About this task -
Your answer should consist of each line below that includes the word "stream".

++++

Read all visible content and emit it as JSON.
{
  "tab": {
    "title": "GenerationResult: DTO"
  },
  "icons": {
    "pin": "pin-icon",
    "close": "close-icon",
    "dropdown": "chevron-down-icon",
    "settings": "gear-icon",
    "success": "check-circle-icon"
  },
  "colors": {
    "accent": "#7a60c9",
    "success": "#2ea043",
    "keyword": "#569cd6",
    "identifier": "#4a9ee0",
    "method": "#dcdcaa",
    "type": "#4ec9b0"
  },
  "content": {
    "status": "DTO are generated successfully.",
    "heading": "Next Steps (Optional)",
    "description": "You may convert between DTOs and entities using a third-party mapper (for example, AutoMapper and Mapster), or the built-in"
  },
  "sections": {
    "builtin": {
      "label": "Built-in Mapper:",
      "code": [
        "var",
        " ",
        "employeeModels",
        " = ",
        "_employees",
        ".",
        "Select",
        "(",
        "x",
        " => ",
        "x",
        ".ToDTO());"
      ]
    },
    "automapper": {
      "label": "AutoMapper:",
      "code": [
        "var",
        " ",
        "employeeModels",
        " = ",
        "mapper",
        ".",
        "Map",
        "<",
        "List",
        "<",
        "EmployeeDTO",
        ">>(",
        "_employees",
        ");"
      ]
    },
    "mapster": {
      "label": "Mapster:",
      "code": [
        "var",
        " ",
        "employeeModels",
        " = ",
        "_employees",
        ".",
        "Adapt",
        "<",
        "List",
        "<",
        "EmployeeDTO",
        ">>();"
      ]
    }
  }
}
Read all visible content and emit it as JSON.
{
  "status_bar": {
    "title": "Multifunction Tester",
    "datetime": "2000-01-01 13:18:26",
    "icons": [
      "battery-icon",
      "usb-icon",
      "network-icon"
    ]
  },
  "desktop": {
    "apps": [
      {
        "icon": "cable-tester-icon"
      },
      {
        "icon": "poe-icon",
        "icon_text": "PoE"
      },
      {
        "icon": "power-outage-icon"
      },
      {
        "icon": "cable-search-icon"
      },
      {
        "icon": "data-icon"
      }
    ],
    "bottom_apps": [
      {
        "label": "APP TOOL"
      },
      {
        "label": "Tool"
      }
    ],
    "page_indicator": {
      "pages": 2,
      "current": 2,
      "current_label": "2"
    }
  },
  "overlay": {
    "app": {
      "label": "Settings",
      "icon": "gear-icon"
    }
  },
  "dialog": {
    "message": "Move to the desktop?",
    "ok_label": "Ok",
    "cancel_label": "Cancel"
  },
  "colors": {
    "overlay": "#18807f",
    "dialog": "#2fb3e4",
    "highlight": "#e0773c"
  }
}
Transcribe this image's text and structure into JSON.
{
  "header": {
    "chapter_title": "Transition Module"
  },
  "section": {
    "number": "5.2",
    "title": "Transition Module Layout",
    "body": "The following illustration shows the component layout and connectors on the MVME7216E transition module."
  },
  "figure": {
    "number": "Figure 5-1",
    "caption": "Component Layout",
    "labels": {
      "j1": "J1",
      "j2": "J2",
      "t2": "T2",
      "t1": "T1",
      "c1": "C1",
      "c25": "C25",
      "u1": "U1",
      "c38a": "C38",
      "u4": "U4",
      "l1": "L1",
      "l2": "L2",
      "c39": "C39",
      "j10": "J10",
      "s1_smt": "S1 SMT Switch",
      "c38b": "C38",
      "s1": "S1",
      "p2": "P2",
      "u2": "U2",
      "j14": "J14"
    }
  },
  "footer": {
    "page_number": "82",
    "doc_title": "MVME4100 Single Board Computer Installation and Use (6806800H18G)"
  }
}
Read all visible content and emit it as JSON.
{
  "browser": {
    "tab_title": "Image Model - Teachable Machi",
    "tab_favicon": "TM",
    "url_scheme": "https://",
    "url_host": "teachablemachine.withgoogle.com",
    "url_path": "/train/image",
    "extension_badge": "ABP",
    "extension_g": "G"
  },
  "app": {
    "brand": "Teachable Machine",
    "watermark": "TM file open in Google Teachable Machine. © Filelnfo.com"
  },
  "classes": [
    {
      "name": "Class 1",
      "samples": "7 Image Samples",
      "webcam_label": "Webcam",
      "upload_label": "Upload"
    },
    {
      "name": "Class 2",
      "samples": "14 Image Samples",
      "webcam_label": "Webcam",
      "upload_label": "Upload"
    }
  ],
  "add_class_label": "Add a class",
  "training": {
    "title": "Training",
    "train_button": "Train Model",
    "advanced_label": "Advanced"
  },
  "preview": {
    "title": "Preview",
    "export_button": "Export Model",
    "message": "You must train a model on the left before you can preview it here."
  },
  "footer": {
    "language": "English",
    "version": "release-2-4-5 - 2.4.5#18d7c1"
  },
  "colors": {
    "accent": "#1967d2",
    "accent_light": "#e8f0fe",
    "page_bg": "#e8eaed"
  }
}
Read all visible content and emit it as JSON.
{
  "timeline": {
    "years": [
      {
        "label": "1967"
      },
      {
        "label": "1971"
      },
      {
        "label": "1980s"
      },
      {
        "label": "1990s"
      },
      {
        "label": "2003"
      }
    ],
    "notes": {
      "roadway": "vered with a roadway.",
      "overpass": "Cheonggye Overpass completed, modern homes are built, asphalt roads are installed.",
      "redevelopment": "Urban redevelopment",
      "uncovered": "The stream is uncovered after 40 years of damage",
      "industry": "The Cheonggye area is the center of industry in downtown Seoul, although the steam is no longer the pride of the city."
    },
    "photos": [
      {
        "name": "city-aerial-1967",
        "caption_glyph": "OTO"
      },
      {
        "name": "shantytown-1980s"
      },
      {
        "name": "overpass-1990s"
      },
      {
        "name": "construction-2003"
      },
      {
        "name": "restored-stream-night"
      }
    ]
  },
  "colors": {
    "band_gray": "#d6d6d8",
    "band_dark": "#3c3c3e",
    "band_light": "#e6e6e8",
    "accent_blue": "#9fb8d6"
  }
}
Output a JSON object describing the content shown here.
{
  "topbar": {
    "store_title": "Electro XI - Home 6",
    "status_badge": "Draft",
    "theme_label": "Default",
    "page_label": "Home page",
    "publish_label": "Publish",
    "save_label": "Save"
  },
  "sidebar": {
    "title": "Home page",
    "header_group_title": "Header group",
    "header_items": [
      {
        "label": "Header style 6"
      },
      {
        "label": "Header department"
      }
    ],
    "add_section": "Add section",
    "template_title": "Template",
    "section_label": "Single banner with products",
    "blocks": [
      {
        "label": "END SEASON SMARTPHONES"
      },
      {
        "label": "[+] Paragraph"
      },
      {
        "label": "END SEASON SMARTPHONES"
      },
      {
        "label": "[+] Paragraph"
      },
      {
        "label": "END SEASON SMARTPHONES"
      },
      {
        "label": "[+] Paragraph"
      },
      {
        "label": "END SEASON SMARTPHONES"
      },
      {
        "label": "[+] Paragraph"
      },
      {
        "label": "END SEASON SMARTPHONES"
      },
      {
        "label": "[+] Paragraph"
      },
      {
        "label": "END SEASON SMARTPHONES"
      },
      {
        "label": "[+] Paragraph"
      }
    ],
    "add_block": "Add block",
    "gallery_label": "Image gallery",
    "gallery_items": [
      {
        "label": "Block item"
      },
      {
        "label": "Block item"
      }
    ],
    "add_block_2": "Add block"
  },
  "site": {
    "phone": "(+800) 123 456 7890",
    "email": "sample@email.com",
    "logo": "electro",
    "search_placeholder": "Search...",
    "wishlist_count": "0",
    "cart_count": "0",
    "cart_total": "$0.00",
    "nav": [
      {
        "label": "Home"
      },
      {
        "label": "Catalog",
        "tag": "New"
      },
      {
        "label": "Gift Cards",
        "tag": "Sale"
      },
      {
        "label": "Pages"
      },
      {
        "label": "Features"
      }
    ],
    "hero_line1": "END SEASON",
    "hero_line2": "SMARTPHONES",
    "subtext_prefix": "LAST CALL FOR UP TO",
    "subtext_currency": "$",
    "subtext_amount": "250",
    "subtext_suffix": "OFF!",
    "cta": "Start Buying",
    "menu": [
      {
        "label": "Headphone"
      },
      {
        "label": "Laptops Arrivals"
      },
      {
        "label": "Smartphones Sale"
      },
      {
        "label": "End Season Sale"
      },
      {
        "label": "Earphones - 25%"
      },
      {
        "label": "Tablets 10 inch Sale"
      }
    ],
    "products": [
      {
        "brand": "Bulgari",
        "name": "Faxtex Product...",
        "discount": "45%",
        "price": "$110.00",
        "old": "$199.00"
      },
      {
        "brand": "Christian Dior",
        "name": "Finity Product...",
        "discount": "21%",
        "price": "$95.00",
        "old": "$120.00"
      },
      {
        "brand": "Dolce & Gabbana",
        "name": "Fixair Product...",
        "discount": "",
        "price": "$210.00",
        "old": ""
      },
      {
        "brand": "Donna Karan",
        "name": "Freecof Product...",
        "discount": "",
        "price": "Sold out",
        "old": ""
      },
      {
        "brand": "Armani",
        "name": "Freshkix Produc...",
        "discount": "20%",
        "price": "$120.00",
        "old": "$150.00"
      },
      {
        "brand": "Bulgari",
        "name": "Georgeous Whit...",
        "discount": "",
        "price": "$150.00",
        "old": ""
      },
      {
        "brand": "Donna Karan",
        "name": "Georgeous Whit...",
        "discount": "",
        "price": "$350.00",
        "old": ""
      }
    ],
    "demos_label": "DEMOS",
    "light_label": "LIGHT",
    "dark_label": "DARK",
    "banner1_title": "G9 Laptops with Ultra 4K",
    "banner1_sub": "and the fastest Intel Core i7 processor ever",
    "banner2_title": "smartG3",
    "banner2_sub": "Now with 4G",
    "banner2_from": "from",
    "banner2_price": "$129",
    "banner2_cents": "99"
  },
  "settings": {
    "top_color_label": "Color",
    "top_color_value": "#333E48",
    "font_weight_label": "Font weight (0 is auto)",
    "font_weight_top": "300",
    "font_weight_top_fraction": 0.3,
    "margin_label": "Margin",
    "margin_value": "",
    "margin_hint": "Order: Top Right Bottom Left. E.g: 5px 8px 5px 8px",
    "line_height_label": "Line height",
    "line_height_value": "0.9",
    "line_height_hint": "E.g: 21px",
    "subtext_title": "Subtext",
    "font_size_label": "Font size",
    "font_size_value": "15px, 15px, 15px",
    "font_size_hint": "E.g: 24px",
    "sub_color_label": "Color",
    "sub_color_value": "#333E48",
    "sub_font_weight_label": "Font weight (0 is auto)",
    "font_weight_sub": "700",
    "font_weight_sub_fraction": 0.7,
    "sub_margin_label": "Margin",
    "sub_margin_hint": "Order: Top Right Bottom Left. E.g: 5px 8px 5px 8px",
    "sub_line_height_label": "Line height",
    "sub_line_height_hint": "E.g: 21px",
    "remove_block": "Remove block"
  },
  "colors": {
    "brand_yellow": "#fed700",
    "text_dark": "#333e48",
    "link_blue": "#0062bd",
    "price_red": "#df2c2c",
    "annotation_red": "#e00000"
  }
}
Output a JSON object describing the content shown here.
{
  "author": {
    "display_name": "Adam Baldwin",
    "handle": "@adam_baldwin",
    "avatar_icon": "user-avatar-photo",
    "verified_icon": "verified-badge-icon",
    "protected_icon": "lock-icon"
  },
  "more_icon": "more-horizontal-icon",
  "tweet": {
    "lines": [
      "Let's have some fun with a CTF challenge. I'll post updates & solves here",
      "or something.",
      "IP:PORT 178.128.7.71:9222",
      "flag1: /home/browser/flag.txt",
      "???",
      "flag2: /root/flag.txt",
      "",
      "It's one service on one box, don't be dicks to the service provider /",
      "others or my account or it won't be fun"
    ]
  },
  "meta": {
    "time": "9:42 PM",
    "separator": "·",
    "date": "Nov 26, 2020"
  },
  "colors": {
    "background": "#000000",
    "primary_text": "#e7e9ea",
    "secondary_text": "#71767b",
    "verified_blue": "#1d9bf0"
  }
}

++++

Answer to the exercise -
      "uncovered": "The stream is uncovered after 40 years of damage",
        "name": "restored-stream-night"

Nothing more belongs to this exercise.